EXERCISE DIRECTIONS: Every entry below must be repeated exactly; skip the pictures.

============================================================

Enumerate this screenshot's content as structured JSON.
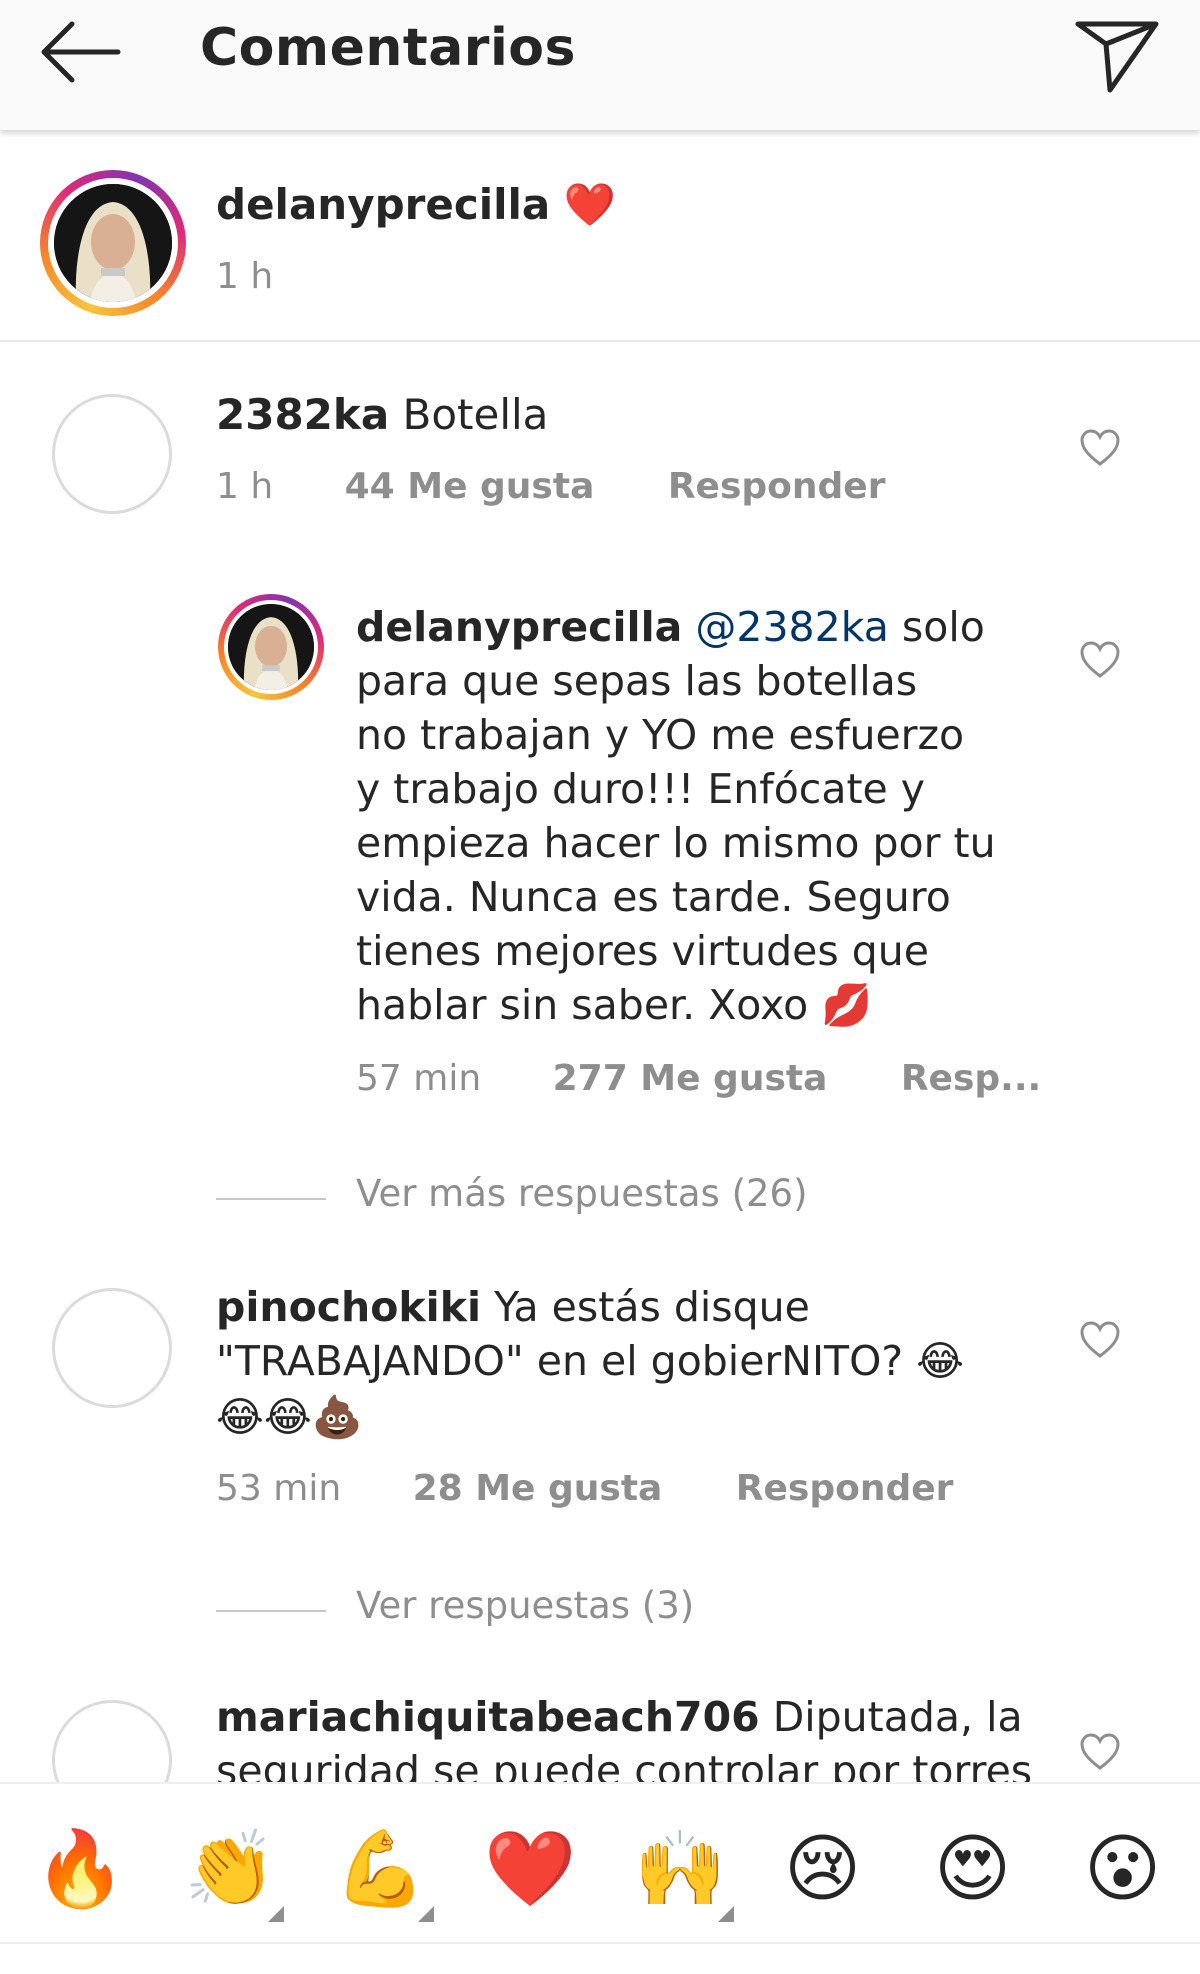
{
  "header": {
    "title": "Comentarios",
    "back_icon": "arrow-left-icon",
    "share_icon": "paper-plane-icon"
  },
  "caption": {
    "username": "delanyprecilla",
    "emoji": "❤️",
    "time": "1 h"
  },
  "comments": [
    {
      "username": "2382ka",
      "text": "Botella",
      "time": "1 h",
      "likes": "44 Me gusta",
      "reply": "Responder",
      "replies": [
        {
          "username": "delanyprecilla",
          "mention": "@2382ka",
          "text_lines": [
            "solo",
            "para que sepas las botellas",
            "no trabajan y YO me esfuerzo",
            "y trabajo duro!!! Enfócate y",
            "empieza hacer lo mismo por tu",
            "vida. Nunca es tarde. Seguro",
            "tienes mejores virtudes que",
            "hablar sin saber. Xoxo 💋"
          ],
          "time": "57 min",
          "likes": "277 Me gusta",
          "reply": "Resp..."
        }
      ],
      "more_replies": "Ver más respuestas (26)"
    },
    {
      "username": "pinochokiki",
      "text_lines": [
        "Ya estás disque",
        "\"TRABAJANDO\" en el gobierNITO? 😂",
        "😂😂💩"
      ],
      "time": "53 min",
      "likes": "28 Me gusta",
      "reply": "Responder",
      "more_replies": "Ver respuestas (3)"
    },
    {
      "username": "mariachiquitabeach706",
      "text_lines": [
        "Diputada, la",
        "seguridad se puede controlar por torres"
      ]
    }
  ],
  "emoji_bar": [
    "🔥",
    "👏",
    "💪",
    "❤️",
    "🙌",
    "😢",
    "😍",
    "😮"
  ],
  "colors": {
    "mention": "#003569",
    "secondary_text": "#8e8e8e",
    "primary_text": "#262626"
  }
}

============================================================

EXERCISE RESPONSE:
Enumerate this screenshot's content as structured JSON.
{
  "header": {
    "title": "Comentarios",
    "back_icon": "arrow-left-icon",
    "share_icon": "paper-plane-icon"
  },
  "caption": {
    "username": "delanyprecilla",
    "emoji": "❤️",
    "time": "1 h"
  },
  "comments": [
    {
      "username": "2382ka",
      "text": "Botella",
      "time": "1 h",
      "likes": "44 Me gusta",
      "reply": "Responder",
      "replies": [
        {
          "username": "delanyprecilla",
          "mention": "@2382ka",
          "text_lines": [
            "solo",
            "para que sepas las botellas",
            "no trabajan y YO me esfuerzo",
            "y trabajo duro!!! Enfócate y",
            "empieza hacer lo mismo por tu",
            "vida. Nunca es tarde. Seguro",
            "tienes mejores virtudes que",
            "hablar sin saber. Xoxo 💋"
          ],
          "time": "57 min",
          "likes": "277 Me gusta",
          "reply": "Resp..."
        }
      ],
      "more_replies": "Ver más respuestas (26)"
    },
    {
      "username": "pinochokiki",
      "text_lines": [
        "Ya estás disque",
        "\"TRABAJANDO\" en el gobierNITO? 😂",
        "😂😂💩"
      ],
      "time": "53 min",
      "likes": "28 Me gusta",
      "reply": "Responder",
      "more_replies": "Ver respuestas (3)"
    },
    {
      "username": "mariachiquitabeach706",
      "text_lines": [
        "Diputada, la",
        "seguridad se puede controlar por torres"
      ]
    }
  ],
  "emoji_bar": [
    "🔥",
    "👏",
    "💪",
    "❤️",
    "🙌",
    "😢",
    "😍",
    "😮"
  ],
  "colors": {
    "mention": "#003569",
    "secondary_text": "#8e8e8e",
    "primary_text": "#262626"
  }
}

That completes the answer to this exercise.